Tatiana Riabouchinska, Nana Gollner, Anna Volkova (from left) and Michel Panaieff in the Original Ballet Russe production of Les Sylphides. Photograph courtesy of Anna Volkova
Ballets Russes in Australia: Our Cultural Revolution
The legendary Ballets Russes
Between 1936 and 1940 the Australian public was introduced to a brilliant and exotic company of dancers, productions, stage designs, costumes and music, the likes of which had never been seen or heard here before. The Ballets Russes, Sergei Diaghilev’s dazzling company of artists (presented in Australia by his successor, Colonel Wassily de Basil) revitalised the art form of ballet and had a profound impact on Australian cultural life. Australians of all backgrounds were captivated by the dancers, who in turn came away with fond memories of Australia and its people. Some dancers elected to remain here during the tours, and thanks to them The Australian Ballet is able to trace a direct link to the Ballets Russes.
In 2006, The Australian Ballet embarked on a four-year celebration as the cornerstone to the research project Ballets Russes in Australia: Our Cultural Revolution. The project focuses on the impact and legacy of visits to Australia by the Ballets Russes between 1936 and 1940, and culminates in 2009, the centenary of the founding of Sergei Diaghilev's Ballets Russes in Paris.
The celebration pays tribute to the work and legacy of Diaghilev and de Basil, discovering and further developing the impact of the Ballets Russes companies on Australia through performances, publications, online resources and touring displays. The performance homage to the Ballets Russes began in 2006 with the Mikhail Fokine trilogy Revolutions, continuing in 2007 with Destiny, showcasing two of Léonide Massine’s symphonic ballets, and 2008 with Interplay, which harnessed the collaborative spirit of the Ballets Russes by pairing three international choreographers with three Australian composers to create world premiere works. In 2008 a weekend-long Ballets Russes Symposium was also held in Adelaide.
More in store for 2009
History abounds in the first Ballets Russes inspired programme for 2009, Firebird and other legends, with a 21st century reinvention of a 99-year-old classic. In one of the most keenly anticipated ballets, Graeme Murphy will recreate Firebird, taking his inspiration from Fokine’s original version, L'Oiseau de feu, created on Tamara Karsavina and premiered during Diaghilev’s second Ballet Russe season in Paris. Alongside this new work features another Fokine legend: Petrouchka, in its original incarnation and not performed by The Australian Ballet since 1970. Both ballets maintain Stravinsky’s striking scores and are joined by a return of the serene Les Sylphides.

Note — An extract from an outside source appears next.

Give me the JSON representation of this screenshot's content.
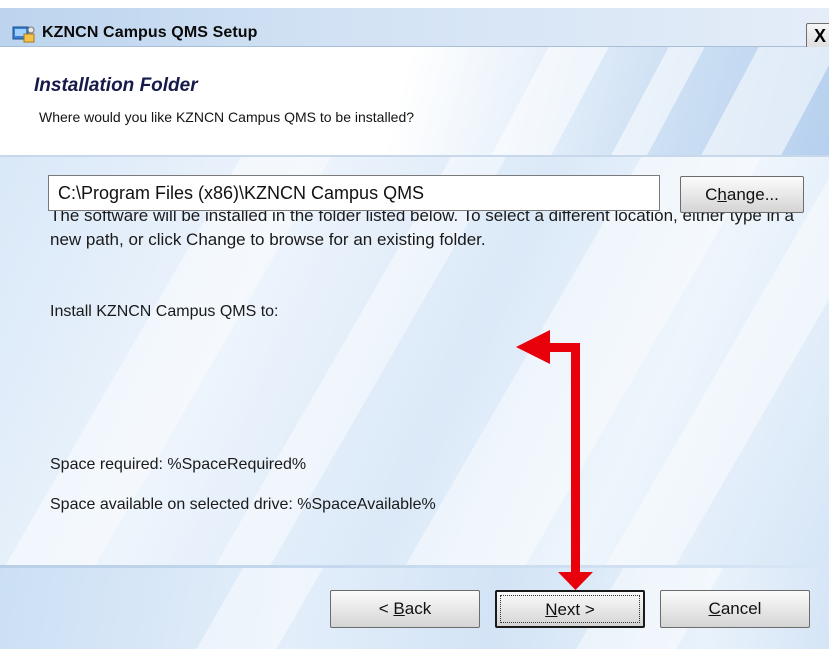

Further evidence of our Ballets Russes heritage will be seen in Concord, which channels the energy of Diaghilev in two new works created on the company by two of the worlds most exciting and sought-after choreographers: Alexei Ratmansky and Wayne McGregor.
A final confirmation of the existence of the Ballets Russes in Australia can be found in Graeme Murphy’s Nutcracker – The Story of Clara, told through the eyes of a long-retired Russian ballerina settled in Australia after the Ballets Russes left the antipodean shores.
Read more about the Ballets Russes seasons and other project activities to date.
The Project partners
Ballets Russes in Australia: Our Cultural Revolution is a collaborative project between The Australian Ballet, the National Library of Australia and The University of Adelaide, made possible by a generous Linkage Grant from the Australian Research Council.
Ballets Russes resources
Learn more about the Ballets Russes project with special publications, photo galleries, audio interviews and more on the Ballets Russes resources page.
Find out about Australian Ballets Russes collections, the latest discoveries, news, current events and activities from the official Ballets Russes website.